PROVIDED MATERIAL:
◆ ◆ ◆ ◆

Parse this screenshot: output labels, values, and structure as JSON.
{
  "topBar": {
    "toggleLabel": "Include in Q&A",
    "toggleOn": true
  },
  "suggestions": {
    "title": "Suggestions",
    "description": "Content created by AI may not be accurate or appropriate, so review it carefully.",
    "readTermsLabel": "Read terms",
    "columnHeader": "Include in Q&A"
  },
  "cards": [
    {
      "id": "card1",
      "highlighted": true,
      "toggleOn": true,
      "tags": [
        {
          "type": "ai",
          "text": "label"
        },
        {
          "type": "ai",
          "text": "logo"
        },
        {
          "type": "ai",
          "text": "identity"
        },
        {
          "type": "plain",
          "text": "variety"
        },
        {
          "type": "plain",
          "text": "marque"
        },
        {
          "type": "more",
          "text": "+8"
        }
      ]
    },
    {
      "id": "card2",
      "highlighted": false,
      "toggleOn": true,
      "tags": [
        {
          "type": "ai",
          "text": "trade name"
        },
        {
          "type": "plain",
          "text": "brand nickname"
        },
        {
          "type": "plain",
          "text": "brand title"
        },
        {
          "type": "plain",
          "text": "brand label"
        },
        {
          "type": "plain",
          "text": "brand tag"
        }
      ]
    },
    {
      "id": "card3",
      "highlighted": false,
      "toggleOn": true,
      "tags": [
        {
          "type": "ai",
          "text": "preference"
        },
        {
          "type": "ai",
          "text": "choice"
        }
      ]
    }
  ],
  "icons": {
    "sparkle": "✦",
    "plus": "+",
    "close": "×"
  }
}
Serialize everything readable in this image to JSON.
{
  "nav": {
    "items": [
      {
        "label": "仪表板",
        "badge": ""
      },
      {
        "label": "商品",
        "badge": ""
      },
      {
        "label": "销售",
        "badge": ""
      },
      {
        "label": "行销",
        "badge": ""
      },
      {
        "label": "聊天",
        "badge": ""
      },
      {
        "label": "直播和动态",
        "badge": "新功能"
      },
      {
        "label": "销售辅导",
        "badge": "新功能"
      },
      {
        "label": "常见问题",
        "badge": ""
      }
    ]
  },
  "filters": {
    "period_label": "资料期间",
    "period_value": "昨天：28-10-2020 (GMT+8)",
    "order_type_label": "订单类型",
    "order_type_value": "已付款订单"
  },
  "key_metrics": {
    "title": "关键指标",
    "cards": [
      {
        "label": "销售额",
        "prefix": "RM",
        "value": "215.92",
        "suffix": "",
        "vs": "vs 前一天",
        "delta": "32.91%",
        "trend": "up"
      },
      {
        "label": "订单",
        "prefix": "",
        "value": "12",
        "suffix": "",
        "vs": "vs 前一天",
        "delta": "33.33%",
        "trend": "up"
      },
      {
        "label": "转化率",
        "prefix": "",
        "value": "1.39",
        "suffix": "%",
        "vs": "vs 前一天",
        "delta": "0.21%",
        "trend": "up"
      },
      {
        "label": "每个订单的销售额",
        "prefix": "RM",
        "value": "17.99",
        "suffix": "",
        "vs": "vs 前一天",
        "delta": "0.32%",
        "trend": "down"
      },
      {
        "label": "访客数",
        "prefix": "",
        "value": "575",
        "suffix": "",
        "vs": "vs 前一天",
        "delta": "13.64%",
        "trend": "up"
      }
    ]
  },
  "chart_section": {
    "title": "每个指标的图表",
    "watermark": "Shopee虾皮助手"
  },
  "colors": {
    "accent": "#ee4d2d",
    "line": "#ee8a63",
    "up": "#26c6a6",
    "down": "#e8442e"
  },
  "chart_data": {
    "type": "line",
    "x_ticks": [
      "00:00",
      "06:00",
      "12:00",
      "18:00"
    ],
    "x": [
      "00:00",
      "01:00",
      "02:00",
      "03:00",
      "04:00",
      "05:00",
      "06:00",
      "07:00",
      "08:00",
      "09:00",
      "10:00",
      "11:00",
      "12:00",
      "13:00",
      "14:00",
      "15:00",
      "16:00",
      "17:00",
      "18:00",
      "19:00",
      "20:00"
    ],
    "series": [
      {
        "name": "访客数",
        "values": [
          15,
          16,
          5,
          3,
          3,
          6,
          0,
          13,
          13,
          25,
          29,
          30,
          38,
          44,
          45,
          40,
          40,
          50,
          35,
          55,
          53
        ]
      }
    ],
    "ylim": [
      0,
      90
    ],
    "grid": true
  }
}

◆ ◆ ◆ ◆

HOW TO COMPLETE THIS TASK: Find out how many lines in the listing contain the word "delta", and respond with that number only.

ANSWER TO THIS TASK: 5